At a glance, this is terrifying. We talk and talk about purpose and authenticity but the ugly truth is that, with the right platform, a little style and some gumption, the conspiracy brigade is attracting a bigger audience than ever.
It’s got me thinking about levels of influence. David Icke is a figure of fun but he’s managed to get tens of thousands of people to mobilise behind his crackpot theories, which has forced the world’s most influential media channels – who have spent decades keeping his message away from a mainstream audience- to amplify the howl of his cohorts.

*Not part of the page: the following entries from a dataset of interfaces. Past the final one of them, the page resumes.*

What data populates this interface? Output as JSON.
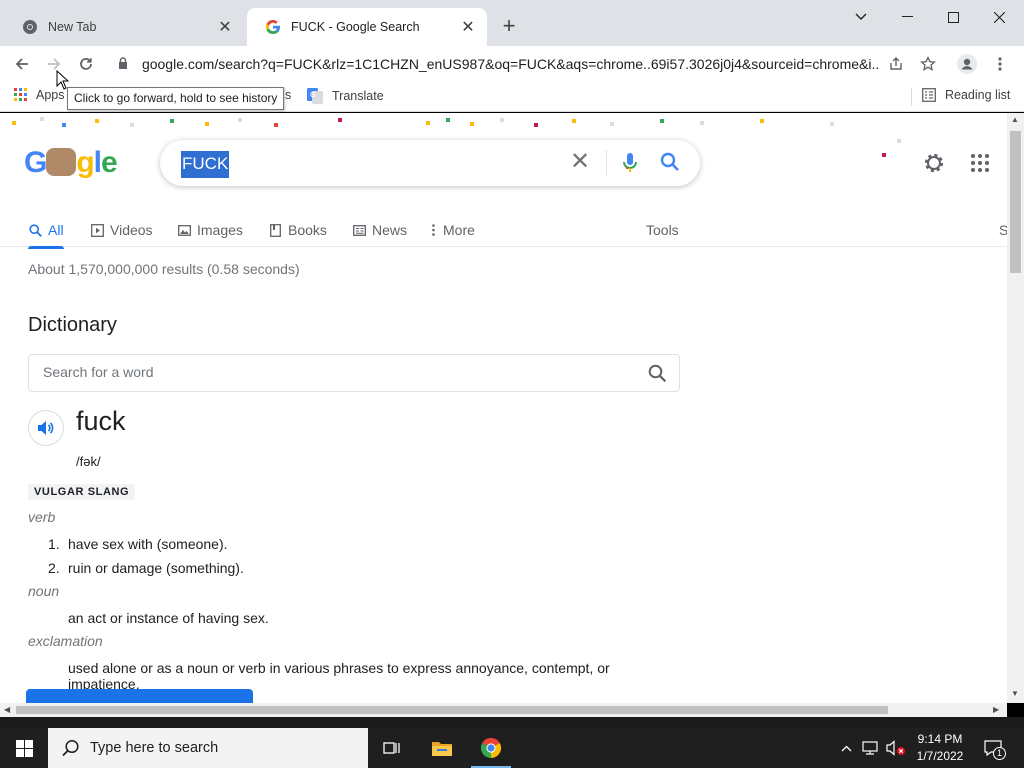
{
  "browser": {
    "tabs": [
      {
        "title": "New Tab",
        "active": false
      },
      {
        "title": "FUCK - Google Search",
        "active": true
      }
    ],
    "url": "google.com/search?q=FUCK&rlz=1C1CHZN_enUS987&oq=FUCK&aqs=chrome..69i57.3026j0j4&sourceid=chrome&i...",
    "tooltip": "Click to go forward, hold to see history",
    "bookmarks": {
      "apps_label": "Apps",
      "hidden_suffix": "s",
      "translate_label": "Translate",
      "reading_list_label": "Reading list"
    }
  },
  "search": {
    "query": "FUCK",
    "tabs": [
      {
        "label": "All",
        "icon": "search-icon",
        "active": true
      },
      {
        "label": "Videos",
        "icon": "video-icon",
        "active": false
      },
      {
        "label": "Images",
        "icon": "image-icon",
        "active": false
      },
      {
        "label": "Books",
        "icon": "book-icon",
        "active": false
      },
      {
        "label": "News",
        "icon": "news-icon",
        "active": false
      },
      {
        "label": "More",
        "icon": "more-vert-icon",
        "active": false
      }
    ],
    "tools_label": "Tools",
    "right_edge_label": "S",
    "result_stats": "About 1,570,000,000 results (0.58 seconds)"
  },
  "dictionary": {
    "title": "Dictionary",
    "search_placeholder": "Search for a word",
    "word": "fuck",
    "phonetic": "/fək/",
    "register": "VULGAR SLANG",
    "senses": [
      {
        "pos": "verb",
        "definitions": [
          "have sex with (someone).",
          "ruin or damage (something)."
        ]
      },
      {
        "pos": "noun",
        "definitions": [
          "an act or instance of having sex."
        ]
      },
      {
        "pos": "exclamation",
        "definitions": [
          "used alone or as a noun or verb in various phrases to express annoyance, contempt, or impatience."
        ]
      }
    ],
    "numbers": [
      "1.",
      "2."
    ]
  },
  "taskbar": {
    "search_placeholder": "Type here to search",
    "time": "9:14 PM",
    "date": "1/7/2022",
    "notification_count": "1"
  },
  "colors": {
    "accent": "#1a73e8",
    "query_highlight": "#2f6fd1",
    "tabstrip": "#dee1e6",
    "taskbar": "#1f1f1f"
  }
}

But, rather than examining financial donations and attention, both of which he receives in spades, we can assess Icke’s influence more accurately by looking at his wider aims – infiltrating society with his agenda. Unlike less flamboyant blowhards like Donald Trump and Nigel Farage, who have succeeded in selling their whole supply of snake oil, Icke fails this test. Attracting a big audience isn’t the same as saturating an ideology into societal consciousness, and by this measure the influence that Icke appears to have at surface level doesn’t run deep. However, if undiluted publicity is your only game, the age of histrionic demagoguery is very much alive.